* _TASK_:
Only a number is expected: how many lines in these records mention the word "impressive"?

== AVAILABLE RECORDS ==

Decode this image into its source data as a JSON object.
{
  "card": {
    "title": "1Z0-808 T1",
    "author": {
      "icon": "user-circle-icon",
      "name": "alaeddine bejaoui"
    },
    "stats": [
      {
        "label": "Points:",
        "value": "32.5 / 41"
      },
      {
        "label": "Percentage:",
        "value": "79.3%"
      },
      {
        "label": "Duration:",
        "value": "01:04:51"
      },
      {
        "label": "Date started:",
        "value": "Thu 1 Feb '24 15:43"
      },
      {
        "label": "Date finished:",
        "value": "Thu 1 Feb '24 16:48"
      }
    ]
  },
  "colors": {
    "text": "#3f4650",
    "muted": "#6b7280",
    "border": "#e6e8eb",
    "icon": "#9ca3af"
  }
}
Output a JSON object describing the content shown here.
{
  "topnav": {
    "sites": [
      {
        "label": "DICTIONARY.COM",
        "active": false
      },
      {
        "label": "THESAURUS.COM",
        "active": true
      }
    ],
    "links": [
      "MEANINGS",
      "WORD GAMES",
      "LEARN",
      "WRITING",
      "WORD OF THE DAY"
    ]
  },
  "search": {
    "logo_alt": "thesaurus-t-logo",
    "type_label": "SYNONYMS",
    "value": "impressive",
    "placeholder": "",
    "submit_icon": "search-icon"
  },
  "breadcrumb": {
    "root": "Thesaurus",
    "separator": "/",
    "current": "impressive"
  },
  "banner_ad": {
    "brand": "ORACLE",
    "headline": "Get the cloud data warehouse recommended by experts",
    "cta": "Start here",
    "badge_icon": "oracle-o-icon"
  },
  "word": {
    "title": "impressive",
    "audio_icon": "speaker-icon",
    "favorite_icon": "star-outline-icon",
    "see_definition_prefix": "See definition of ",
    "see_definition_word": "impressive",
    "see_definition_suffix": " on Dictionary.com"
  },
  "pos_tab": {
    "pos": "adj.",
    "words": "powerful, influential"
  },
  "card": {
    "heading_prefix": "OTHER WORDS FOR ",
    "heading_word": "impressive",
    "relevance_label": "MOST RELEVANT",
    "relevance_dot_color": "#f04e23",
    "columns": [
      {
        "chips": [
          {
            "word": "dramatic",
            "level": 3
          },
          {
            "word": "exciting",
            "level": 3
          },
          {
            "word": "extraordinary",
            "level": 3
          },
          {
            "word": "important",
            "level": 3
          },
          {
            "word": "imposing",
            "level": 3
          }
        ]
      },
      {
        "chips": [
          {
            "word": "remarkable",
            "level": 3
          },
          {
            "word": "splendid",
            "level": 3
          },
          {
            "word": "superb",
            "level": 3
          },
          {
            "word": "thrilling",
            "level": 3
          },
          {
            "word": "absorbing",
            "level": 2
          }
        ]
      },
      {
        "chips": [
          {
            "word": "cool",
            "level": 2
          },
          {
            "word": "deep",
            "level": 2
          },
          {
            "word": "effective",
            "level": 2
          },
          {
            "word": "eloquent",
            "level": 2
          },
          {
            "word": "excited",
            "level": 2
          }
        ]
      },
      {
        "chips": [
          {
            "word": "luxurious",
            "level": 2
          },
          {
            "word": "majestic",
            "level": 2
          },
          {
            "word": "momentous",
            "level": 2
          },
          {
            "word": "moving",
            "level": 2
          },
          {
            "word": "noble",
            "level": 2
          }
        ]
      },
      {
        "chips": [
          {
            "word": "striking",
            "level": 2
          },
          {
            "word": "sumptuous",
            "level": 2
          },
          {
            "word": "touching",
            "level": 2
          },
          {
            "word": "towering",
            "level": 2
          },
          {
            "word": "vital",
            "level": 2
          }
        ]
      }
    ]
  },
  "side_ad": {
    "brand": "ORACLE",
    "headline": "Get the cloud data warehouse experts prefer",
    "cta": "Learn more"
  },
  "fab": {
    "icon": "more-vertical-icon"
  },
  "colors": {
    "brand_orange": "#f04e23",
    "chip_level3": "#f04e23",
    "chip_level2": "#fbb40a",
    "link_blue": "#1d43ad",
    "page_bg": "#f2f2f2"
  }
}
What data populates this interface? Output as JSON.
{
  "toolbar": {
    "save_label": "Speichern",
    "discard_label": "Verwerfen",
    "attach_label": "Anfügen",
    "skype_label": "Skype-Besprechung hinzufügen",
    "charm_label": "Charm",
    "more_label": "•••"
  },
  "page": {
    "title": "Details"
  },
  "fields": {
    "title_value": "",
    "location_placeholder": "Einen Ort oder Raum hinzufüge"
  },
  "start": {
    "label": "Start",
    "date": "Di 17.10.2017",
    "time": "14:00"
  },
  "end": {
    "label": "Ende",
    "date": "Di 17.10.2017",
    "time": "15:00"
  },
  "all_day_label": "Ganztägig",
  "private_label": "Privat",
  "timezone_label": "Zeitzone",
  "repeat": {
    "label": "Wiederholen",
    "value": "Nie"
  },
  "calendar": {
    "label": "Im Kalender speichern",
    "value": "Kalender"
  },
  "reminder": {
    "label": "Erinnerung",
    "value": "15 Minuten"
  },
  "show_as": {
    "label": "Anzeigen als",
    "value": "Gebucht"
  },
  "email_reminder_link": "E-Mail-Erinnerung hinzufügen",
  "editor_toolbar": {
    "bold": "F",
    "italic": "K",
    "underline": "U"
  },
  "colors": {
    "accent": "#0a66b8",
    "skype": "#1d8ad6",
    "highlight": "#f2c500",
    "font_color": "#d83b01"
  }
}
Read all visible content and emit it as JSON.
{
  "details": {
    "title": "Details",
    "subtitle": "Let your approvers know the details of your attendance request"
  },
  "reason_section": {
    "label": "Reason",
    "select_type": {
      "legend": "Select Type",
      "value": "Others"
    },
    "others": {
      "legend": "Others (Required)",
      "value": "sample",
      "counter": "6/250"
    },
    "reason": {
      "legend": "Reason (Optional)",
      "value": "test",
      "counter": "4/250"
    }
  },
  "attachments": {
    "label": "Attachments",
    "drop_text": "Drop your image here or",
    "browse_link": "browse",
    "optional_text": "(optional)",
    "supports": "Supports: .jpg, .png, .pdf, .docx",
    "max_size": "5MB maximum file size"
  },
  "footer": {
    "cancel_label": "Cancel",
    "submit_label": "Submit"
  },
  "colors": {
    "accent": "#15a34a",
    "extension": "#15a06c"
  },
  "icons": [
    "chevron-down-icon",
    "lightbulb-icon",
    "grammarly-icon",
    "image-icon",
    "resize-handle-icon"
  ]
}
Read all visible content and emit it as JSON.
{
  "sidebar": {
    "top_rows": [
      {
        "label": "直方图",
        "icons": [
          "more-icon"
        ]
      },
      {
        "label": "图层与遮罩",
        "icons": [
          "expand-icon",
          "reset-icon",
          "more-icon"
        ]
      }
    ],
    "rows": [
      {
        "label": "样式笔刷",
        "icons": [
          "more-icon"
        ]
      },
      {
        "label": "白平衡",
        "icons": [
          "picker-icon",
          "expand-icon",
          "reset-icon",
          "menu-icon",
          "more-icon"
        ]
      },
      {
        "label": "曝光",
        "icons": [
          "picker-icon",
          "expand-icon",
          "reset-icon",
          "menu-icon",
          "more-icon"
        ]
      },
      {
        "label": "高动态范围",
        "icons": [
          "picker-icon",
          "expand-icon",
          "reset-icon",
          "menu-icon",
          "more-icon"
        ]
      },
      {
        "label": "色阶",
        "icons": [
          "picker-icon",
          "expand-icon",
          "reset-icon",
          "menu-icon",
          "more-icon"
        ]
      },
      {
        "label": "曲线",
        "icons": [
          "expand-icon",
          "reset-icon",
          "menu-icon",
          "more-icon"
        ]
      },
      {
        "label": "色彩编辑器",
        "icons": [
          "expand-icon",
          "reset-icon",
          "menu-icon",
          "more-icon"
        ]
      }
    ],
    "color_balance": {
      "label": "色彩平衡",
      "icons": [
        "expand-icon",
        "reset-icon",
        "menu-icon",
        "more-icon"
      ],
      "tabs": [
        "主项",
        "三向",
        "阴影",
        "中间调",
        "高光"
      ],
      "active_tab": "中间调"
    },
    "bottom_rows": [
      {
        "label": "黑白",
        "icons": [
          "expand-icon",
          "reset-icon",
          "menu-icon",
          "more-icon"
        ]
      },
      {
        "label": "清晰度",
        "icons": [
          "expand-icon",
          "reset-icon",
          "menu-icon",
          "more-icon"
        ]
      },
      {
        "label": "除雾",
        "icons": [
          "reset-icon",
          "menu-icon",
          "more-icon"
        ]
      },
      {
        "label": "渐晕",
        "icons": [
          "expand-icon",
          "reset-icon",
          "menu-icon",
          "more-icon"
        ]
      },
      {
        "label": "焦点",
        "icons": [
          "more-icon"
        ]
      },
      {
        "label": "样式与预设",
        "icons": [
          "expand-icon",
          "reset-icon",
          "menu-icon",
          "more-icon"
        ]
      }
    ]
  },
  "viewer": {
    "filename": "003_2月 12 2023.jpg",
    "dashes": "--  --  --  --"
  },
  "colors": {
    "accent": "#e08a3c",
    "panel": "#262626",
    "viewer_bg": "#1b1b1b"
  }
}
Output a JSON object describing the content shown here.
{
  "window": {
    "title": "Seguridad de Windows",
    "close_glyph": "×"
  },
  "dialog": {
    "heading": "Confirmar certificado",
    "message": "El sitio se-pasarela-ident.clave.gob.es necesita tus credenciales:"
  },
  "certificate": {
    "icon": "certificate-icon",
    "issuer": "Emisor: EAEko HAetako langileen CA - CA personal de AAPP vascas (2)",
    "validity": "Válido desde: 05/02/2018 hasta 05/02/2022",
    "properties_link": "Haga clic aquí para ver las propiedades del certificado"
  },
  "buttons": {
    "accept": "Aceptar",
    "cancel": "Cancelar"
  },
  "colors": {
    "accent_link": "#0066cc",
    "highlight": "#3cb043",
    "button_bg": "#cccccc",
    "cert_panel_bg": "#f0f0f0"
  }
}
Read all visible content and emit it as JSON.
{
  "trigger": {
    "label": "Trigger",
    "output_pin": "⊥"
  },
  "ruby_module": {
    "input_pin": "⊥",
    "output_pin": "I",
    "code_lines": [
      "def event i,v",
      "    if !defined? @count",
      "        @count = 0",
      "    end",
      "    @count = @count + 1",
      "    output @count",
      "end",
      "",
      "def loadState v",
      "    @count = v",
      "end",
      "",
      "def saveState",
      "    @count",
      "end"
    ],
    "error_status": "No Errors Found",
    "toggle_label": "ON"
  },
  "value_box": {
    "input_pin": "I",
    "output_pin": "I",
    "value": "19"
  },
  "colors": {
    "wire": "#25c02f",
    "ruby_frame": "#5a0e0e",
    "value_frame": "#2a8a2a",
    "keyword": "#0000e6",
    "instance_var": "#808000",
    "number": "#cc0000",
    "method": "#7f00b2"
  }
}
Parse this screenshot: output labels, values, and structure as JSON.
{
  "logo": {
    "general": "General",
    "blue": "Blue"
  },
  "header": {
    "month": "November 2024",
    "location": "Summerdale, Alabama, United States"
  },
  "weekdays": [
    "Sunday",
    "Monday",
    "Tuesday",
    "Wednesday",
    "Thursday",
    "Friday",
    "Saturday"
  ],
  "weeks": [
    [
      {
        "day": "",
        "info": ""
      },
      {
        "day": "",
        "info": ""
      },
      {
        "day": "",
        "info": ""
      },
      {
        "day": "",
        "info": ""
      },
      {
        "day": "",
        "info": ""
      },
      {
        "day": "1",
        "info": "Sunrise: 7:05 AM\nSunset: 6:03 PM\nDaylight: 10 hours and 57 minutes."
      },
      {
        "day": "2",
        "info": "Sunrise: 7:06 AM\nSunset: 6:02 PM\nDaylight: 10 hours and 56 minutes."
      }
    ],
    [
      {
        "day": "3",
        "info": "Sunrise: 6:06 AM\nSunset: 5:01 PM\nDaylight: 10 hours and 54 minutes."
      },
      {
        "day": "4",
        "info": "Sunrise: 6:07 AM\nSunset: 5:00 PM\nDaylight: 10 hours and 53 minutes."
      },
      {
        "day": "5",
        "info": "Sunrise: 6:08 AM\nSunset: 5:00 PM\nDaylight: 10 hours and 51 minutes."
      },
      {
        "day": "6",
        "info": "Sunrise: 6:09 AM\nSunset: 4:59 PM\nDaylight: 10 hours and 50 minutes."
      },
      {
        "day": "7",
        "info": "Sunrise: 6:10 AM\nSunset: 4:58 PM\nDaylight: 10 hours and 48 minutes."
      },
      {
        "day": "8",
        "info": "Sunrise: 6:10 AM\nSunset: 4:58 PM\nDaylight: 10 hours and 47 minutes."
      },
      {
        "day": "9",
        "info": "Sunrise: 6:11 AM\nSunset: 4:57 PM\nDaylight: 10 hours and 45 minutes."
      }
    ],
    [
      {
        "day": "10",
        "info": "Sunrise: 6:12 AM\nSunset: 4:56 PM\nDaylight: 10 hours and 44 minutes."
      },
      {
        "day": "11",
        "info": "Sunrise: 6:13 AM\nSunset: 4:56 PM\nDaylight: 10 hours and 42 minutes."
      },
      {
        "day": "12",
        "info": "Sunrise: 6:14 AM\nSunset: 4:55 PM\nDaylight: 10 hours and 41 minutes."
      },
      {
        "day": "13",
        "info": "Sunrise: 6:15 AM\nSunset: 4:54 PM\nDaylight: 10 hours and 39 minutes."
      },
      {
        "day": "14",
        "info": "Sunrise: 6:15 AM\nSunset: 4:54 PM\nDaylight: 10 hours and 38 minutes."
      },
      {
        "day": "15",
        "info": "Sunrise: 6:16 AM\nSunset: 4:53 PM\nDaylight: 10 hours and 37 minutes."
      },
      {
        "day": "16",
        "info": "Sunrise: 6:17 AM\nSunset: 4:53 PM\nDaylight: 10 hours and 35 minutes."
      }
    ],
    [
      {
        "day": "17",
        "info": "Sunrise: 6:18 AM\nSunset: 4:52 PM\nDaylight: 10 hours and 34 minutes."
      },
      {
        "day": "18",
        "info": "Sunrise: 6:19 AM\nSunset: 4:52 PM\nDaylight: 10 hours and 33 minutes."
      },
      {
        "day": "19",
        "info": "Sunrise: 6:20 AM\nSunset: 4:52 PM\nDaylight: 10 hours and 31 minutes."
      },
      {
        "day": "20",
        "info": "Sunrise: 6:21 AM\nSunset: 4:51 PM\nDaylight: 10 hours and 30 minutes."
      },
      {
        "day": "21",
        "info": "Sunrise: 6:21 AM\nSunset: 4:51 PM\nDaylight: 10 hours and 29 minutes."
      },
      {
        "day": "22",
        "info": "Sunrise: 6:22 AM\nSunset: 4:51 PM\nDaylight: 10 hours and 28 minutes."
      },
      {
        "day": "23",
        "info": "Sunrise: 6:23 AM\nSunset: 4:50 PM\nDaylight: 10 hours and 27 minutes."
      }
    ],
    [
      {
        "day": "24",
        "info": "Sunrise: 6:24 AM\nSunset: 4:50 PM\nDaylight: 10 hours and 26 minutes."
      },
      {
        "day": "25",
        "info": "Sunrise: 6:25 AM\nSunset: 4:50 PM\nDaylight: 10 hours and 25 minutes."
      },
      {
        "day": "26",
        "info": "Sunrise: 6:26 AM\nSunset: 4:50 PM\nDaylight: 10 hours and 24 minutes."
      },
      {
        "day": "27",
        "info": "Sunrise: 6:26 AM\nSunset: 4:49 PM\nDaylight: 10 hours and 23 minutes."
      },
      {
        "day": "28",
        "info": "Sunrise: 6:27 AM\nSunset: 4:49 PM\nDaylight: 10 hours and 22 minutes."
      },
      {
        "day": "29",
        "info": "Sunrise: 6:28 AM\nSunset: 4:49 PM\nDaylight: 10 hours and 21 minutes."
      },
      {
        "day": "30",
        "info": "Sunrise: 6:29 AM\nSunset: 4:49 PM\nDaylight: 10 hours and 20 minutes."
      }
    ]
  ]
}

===

* _YOUR RESPONSE_:
5